Estate Planning Steps You Can Do Remotely

Estate Planning Steps You Can Do Remotely

The spread of COVID-19, a highly infectious and deadly disease, has compelled many people to consider plans for their family’s future should they contract the disease and pass away. Because of this public health crisis, it may be wise to learn estate planning steps you can do remotely.

While it may be difficult to establish an entire estate plan from home, there are many preliminary steps that you can do without leaving the house. Scheduling a remote consultation with a knowledgeable attorney can help you better understand how to begin this process.

Start by Identifying Assets and Heirs

When considering your estate plan, it is important to remember its primary purpose: to provide instructions to other parties concerning what you want to occur after your death. These considerations mainly concern your assets but could also cover business interests, guardianship for children, and charitable donations.

Accordingly, the formation of any estate plan must begin with an accounting of one’s assets. One preliminary step that you can begin remotely to plan for asset distribution is to obtain the following:

  • Financial records
  • Investment portfolios
  • Business interests
  • Rights to real estate

It is also possible to identify beneficiaries remotely. For the most part, any adult is able to inherit under an estate plan. Children can also inherit, but property for minors usually must flow through a Trust. In short, it is possible to perform much of the preparatory work in planning for asset distribution from the comfort of your home.

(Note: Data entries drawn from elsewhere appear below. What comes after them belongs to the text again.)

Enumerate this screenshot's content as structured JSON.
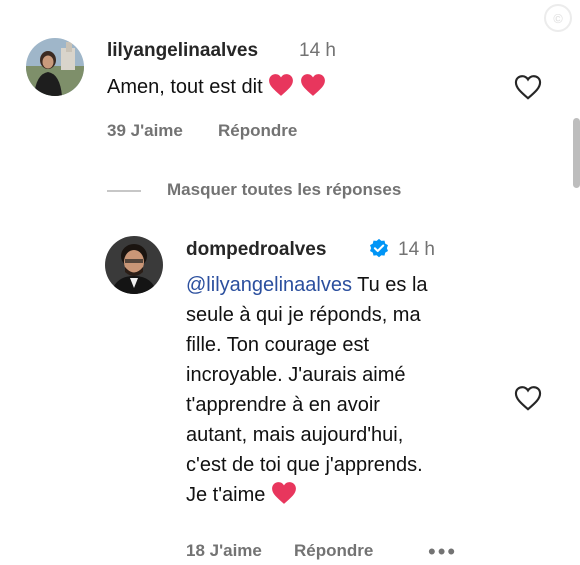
{
  "watermark": "©",
  "comment1": {
    "username": "lilyangelinaalves",
    "time": "14 h",
    "text": "Amen, tout est dit",
    "likes": "39 J'aime",
    "reply_label": "Répondre"
  },
  "hide_replies_label": "Masquer toutes les réponses",
  "comment2": {
    "username": "dompedroalves",
    "time": "14 h",
    "mention": "@lilyangelinaalves",
    "line1": " Tu es la",
    "line2": "seule à qui je réponds, ma",
    "line3": "fille. Ton courage est",
    "line4": "incroyable. J'aurais aimé",
    "line5": "t'apprendre à en avoir",
    "line6": "autant, mais aujourd'hui,",
    "line7": "c'est de toi que j'apprends.",
    "line8": "Je t'aime",
    "likes": "18 J'aime",
    "reply_label": "Répondre"
  },
  "more_label": "•••",
  "colors": {
    "heart": "#e8365d",
    "mention": "#2b4f9e",
    "verified": "#0095f6",
    "secondary_text": "#737373"
  },
  "icons": {
    "like": "heart-outline-icon",
    "verified": "verified-badge-icon",
    "emoji": "red-heart-emoji"
  }
}
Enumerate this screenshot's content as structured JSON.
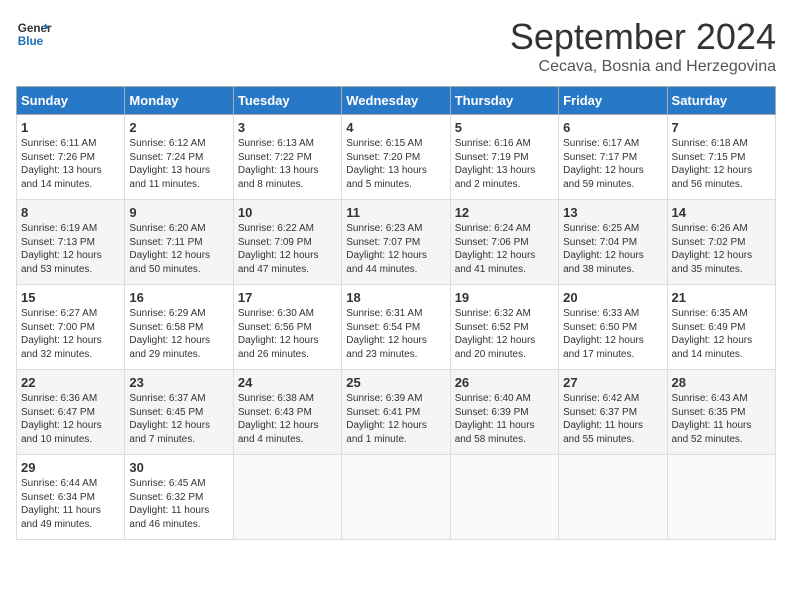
{
  "header": {
    "logo_line1": "General",
    "logo_line2": "Blue",
    "month": "September 2024",
    "location": "Cecava, Bosnia and Herzegovina"
  },
  "days_of_week": [
    "Sunday",
    "Monday",
    "Tuesday",
    "Wednesday",
    "Thursday",
    "Friday",
    "Saturday"
  ],
  "weeks": [
    [
      {
        "day": "1",
        "sunrise": "6:11 AM",
        "sunset": "7:26 PM",
        "daylight": "13 hours and 14 minutes."
      },
      {
        "day": "2",
        "sunrise": "6:12 AM",
        "sunset": "7:24 PM",
        "daylight": "13 hours and 11 minutes."
      },
      {
        "day": "3",
        "sunrise": "6:13 AM",
        "sunset": "7:22 PM",
        "daylight": "13 hours and 8 minutes."
      },
      {
        "day": "4",
        "sunrise": "6:15 AM",
        "sunset": "7:20 PM",
        "daylight": "13 hours and 5 minutes."
      },
      {
        "day": "5",
        "sunrise": "6:16 AM",
        "sunset": "7:19 PM",
        "daylight": "13 hours and 2 minutes."
      },
      {
        "day": "6",
        "sunrise": "6:17 AM",
        "sunset": "7:17 PM",
        "daylight": "12 hours and 59 minutes."
      },
      {
        "day": "7",
        "sunrise": "6:18 AM",
        "sunset": "7:15 PM",
        "daylight": "12 hours and 56 minutes."
      }
    ],
    [
      {
        "day": "8",
        "sunrise": "6:19 AM",
        "sunset": "7:13 PM",
        "daylight": "12 hours and 53 minutes."
      },
      {
        "day": "9",
        "sunrise": "6:20 AM",
        "sunset": "7:11 PM",
        "daylight": "12 hours and 50 minutes."
      },
      {
        "day": "10",
        "sunrise": "6:22 AM",
        "sunset": "7:09 PM",
        "daylight": "12 hours and 47 minutes."
      },
      {
        "day": "11",
        "sunrise": "6:23 AM",
        "sunset": "7:07 PM",
        "daylight": "12 hours and 44 minutes."
      },
      {
        "day": "12",
        "sunrise": "6:24 AM",
        "sunset": "7:06 PM",
        "daylight": "12 hours and 41 minutes."
      },
      {
        "day": "13",
        "sunrise": "6:25 AM",
        "sunset": "7:04 PM",
        "daylight": "12 hours and 38 minutes."
      },
      {
        "day": "14",
        "sunrise": "6:26 AM",
        "sunset": "7:02 PM",
        "daylight": "12 hours and 35 minutes."
      }
    ],
    [
      {
        "day": "15",
        "sunrise": "6:27 AM",
        "sunset": "7:00 PM",
        "daylight": "12 hours and 32 minutes."
      },
      {
        "day": "16",
        "sunrise": "6:29 AM",
        "sunset": "6:58 PM",
        "daylight": "12 hours and 29 minutes."
      },
      {
        "day": "17",
        "sunrise": "6:30 AM",
        "sunset": "6:56 PM",
        "daylight": "12 hours and 26 minutes."
      },
      {
        "day": "18",
        "sunrise": "6:31 AM",
        "sunset": "6:54 PM",
        "daylight": "12 hours and 23 minutes."
      },
      {
        "day": "19",
        "sunrise": "6:32 AM",
        "sunset": "6:52 PM",
        "daylight": "12 hours and 20 minutes."
      },
      {
        "day": "20",
        "sunrise": "6:33 AM",
        "sunset": "6:50 PM",
        "daylight": "12 hours and 17 minutes."
      },
      {
        "day": "21",
        "sunrise": "6:35 AM",
        "sunset": "6:49 PM",
        "daylight": "12 hours and 14 minutes."
      }
    ],
    [
      {
        "day": "22",
        "sunrise": "6:36 AM",
        "sunset": "6:47 PM",
        "daylight": "12 hours and 10 minutes."
      },
      {
        "day": "23",
        "sunrise": "6:37 AM",
        "sunset": "6:45 PM",
        "daylight": "12 hours and 7 minutes."
      },
      {
        "day": "24",
        "sunrise": "6:38 AM",
        "sunset": "6:43 PM",
        "daylight": "12 hours and 4 minutes."
      },
      {
        "day": "25",
        "sunrise": "6:39 AM",
        "sunset": "6:41 PM",
        "daylight": "12 hours and 1 minute."
      },
      {
        "day": "26",
        "sunrise": "6:40 AM",
        "sunset": "6:39 PM",
        "daylight": "11 hours and 58 minutes."
      },
      {
        "day": "27",
        "sunrise": "6:42 AM",
        "sunset": "6:37 PM",
        "daylight": "11 hours and 55 minutes."
      },
      {
        "day": "28",
        "sunrise": "6:43 AM",
        "sunset": "6:35 PM",
        "daylight": "11 hours and 52 minutes."
      }
    ],
    [
      {
        "day": "29",
        "sunrise": "6:44 AM",
        "sunset": "6:34 PM",
        "daylight": "11 hours and 49 minutes."
      },
      {
        "day": "30",
        "sunrise": "6:45 AM",
        "sunset": "6:32 PM",
        "daylight": "11 hours and 46 minutes."
      },
      null,
      null,
      null,
      null,
      null
    ]
  ]
}
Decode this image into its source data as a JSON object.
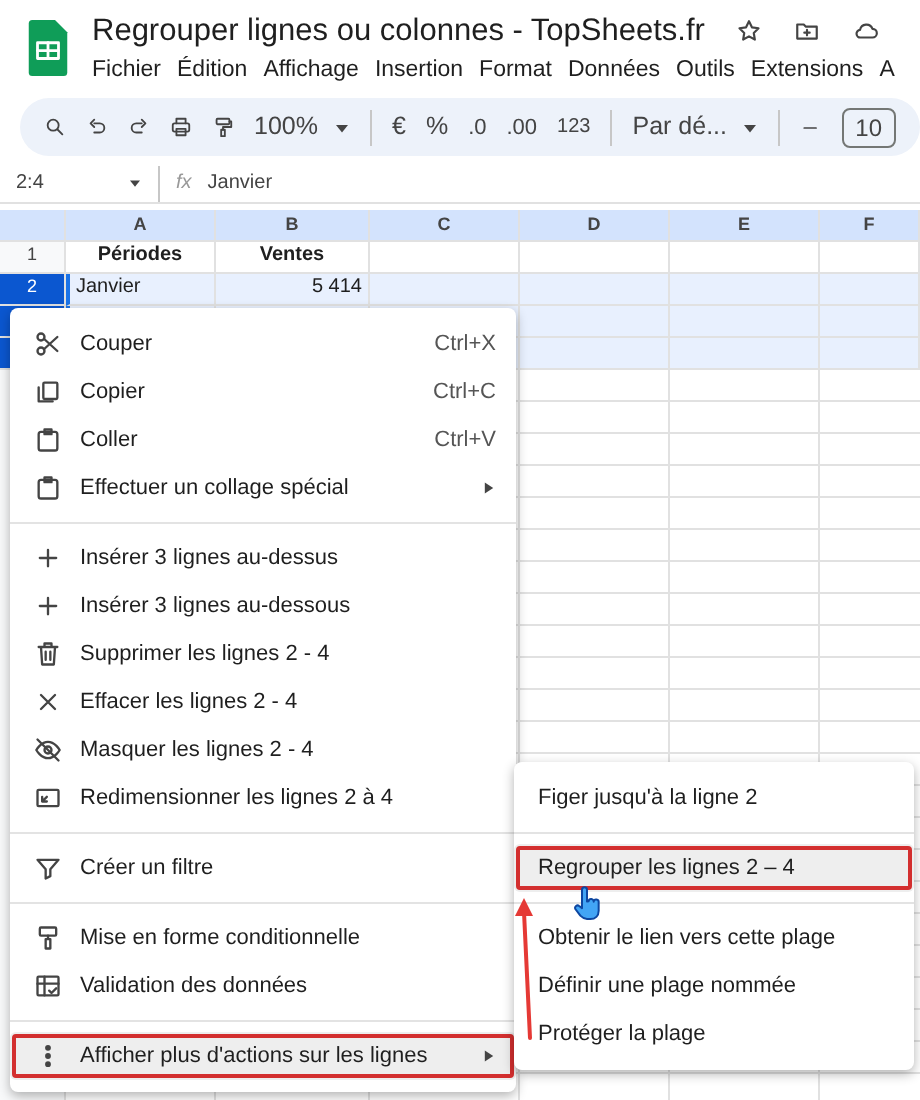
{
  "document": {
    "title": "Regrouper lignes ou colonnes - TopSheets.fr"
  },
  "menu_bar": [
    "Fichier",
    "Édition",
    "Affichage",
    "Insertion",
    "Format",
    "Données",
    "Outils",
    "Extensions",
    "A"
  ],
  "toolbar": {
    "zoom": "100%",
    "currency": "€",
    "percent": "%",
    "decrease_decimals": ".0",
    "increase_decimals": ".00",
    "number_format": "123",
    "font": "Par dé...",
    "font_size": "10"
  },
  "formula_bar": {
    "cell_range": "2:4",
    "function_label": "fx",
    "formula": "Janvier"
  },
  "columns": [
    "A",
    "B",
    "C",
    "D",
    "E",
    "F"
  ],
  "rows": [
    {
      "number": "1",
      "selected": false,
      "cells": [
        "Périodes",
        "Ventes"
      ]
    },
    {
      "number": "2",
      "selected": true,
      "cells": [
        "Janvier",
        "5 414"
      ]
    },
    {
      "selected": true
    },
    {
      "selected": true
    }
  ],
  "context_menu": {
    "items": [
      {
        "kind": "item",
        "label": "Couper",
        "shortcut": "Ctrl+X",
        "submenu": false,
        "highlighted": false
      },
      {
        "kind": "item",
        "label": "Copier",
        "shortcut": "Ctrl+C",
        "submenu": false,
        "highlighted": false
      },
      {
        "kind": "item",
        "label": "Coller",
        "shortcut": "Ctrl+V",
        "submenu": false,
        "highlighted": false
      },
      {
        "kind": "item",
        "label": "Effectuer un collage spécial",
        "submenu": true,
        "highlighted": false
      },
      {
        "kind": "divider"
      },
      {
        "kind": "item",
        "label": "Insérer 3 lignes au-dessus",
        "submenu": false,
        "highlighted": false
      },
      {
        "kind": "item",
        "label": "Insérer 3 lignes au-dessous",
        "submenu": false,
        "highlighted": false
      },
      {
        "kind": "item",
        "label": "Supprimer les lignes 2 - 4",
        "submenu": false,
        "highlighted": false
      },
      {
        "kind": "item",
        "label": "Effacer les lignes 2 - 4",
        "submenu": false,
        "highlighted": false
      },
      {
        "kind": "item",
        "label": "Masquer les lignes 2 - 4",
        "submenu": false,
        "highlighted": false
      },
      {
        "kind": "item",
        "label": "Redimensionner les lignes 2 à 4",
        "submenu": false,
        "highlighted": false
      },
      {
        "kind": "divider"
      },
      {
        "kind": "item",
        "label": "Créer un filtre",
        "submenu": false,
        "highlighted": false
      },
      {
        "kind": "divider"
      },
      {
        "kind": "item",
        "label": "Mise en forme conditionnelle",
        "submenu": false,
        "highlighted": false
      },
      {
        "kind": "item",
        "label": "Validation des données",
        "submenu": false,
        "highlighted": false
      },
      {
        "kind": "divider"
      },
      {
        "kind": "item",
        "label": "Afficher plus d'actions sur les lignes",
        "submenu": true,
        "highlighted": true
      }
    ]
  },
  "submenu": {
    "items": [
      {
        "kind": "item",
        "label": "Figer jusqu'à la ligne 2",
        "highlighted": false
      },
      {
        "kind": "divider"
      },
      {
        "kind": "item",
        "label": "Regrouper les lignes 2 – 4",
        "highlighted": true
      },
      {
        "kind": "divider"
      },
      {
        "kind": "item",
        "label": "Obtenir le lien vers cette plage",
        "highlighted": false
      },
      {
        "kind": "item",
        "label": "Définir une plage nommée",
        "highlighted": false
      },
      {
        "kind": "item",
        "label": "Protéger la plage",
        "highlighted": false
      }
    ]
  }
}
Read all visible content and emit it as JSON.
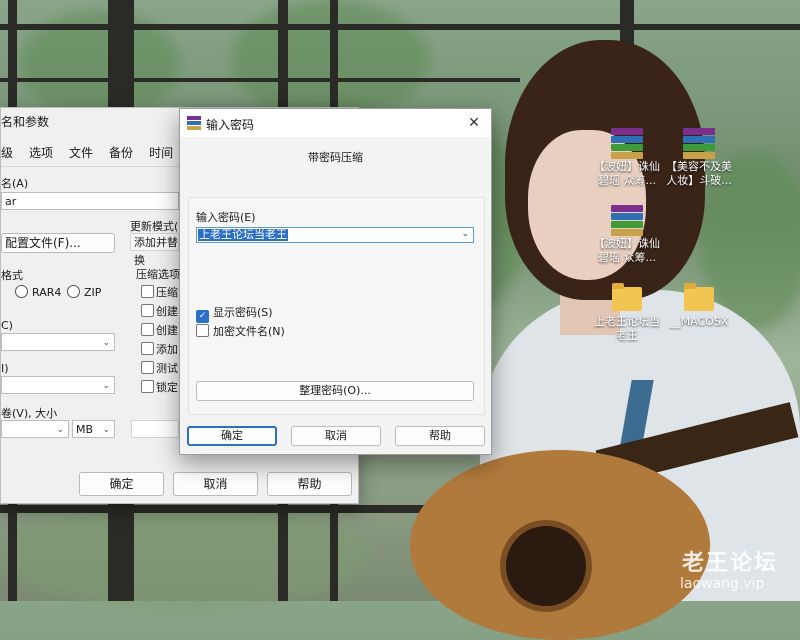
{
  "desktop": {
    "icons": [
      {
        "type": "rar",
        "label": "【波妞】诛仙碧瑶 众筹..."
      },
      {
        "type": "rar",
        "label": "【美容不及美人妆】斗破..."
      },
      {
        "type": "rar",
        "label": "【波妞】诛仙碧瑶 众筹..."
      },
      {
        "type": "folder",
        "label": "上老王论坛当老王"
      },
      {
        "type": "folder",
        "label": "__MACOSX"
      }
    ],
    "watermark": {
      "text": "老王论坛",
      "url": "laowang.vip"
    }
  },
  "archive_dialog": {
    "title": "名和参数",
    "tabs": [
      "级",
      "选项",
      "文件",
      "备份",
      "时间"
    ],
    "name_label": "名(A)",
    "name_value": "ar",
    "update_mode_label": "更新模式(U",
    "update_mode_value": "添加并替换",
    "profiles_button": "配置文件(F)...",
    "format_label": "格式",
    "format_options": [
      "RAR4",
      "ZIP"
    ],
    "compress_options_label": "压缩选项",
    "compress_options": [
      "压缩",
      "创建",
      "创建",
      "添加",
      "测试",
      "锁定"
    ],
    "method_label": "C)",
    "dict_label": "I)",
    "split_label": "卷(V), 大小",
    "split_unit": "MB",
    "ok": "确定",
    "cancel": "取消",
    "help": "帮助"
  },
  "password_dialog": {
    "title": "输入密码",
    "subtitle": "带密码压缩",
    "password_label": "输入密码(E)",
    "password_value": "上老王论坛当老王",
    "show_password_label": "显示密码(S)",
    "show_password_checked": true,
    "encrypt_names_label": "加密文件名(N)",
    "encrypt_names_checked": false,
    "organize_button": "整理密码(O)...",
    "ok": "确定",
    "cancel": "取消",
    "help": "帮助"
  }
}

Attorneys Offer Remote Consultations and Sessions

To help people identify their goals from home, many estate planning attorneys are offering remote consultations. An initial meeting with a lawyer over video call can help you gain a greater sense of security and understanding of the estate planning process. After discussing your specific goals, an experienced lawyer could explain various forms of estate planning to meet your needs.

Once retained, a skilled attorney could also work on drafting the necessary documentation while you remain safely at home. An estate planning lawyer could work on your behalf to collect versions of Wills and other paperwork that may require revision.

An in-person visit may only be necessary when the time comes to add signatures to paper. This is because all forms of testamentary documents require witnesses to be present, as well as a notary to memorialize the event. However, an attorney could also advise on an appropriate time for any in-person meetings to occur and discuss safety precautions such as masks and social distancing.

Much of the Estate Planning Process Can Take Place Remotely

The wonders of modern technology make it possible for you to make an estate plan almost entirely from home. By gathering the necessary documents and discussing various strategies with an attorney, you can get a head start on estate planning even amidst a global pandemic.

Additionally, many lawyers are offering consultations and meetings entirely online. Once an attorney is able to identify your goals, the only in-person meeting that is necessary is when the time comes to sign the paperwork. In short, while COVID-19 has made many things impossible in our daily lives, creating an effective estate plan is not one of them. Reach out to our firm today to learn more about remote estate planning.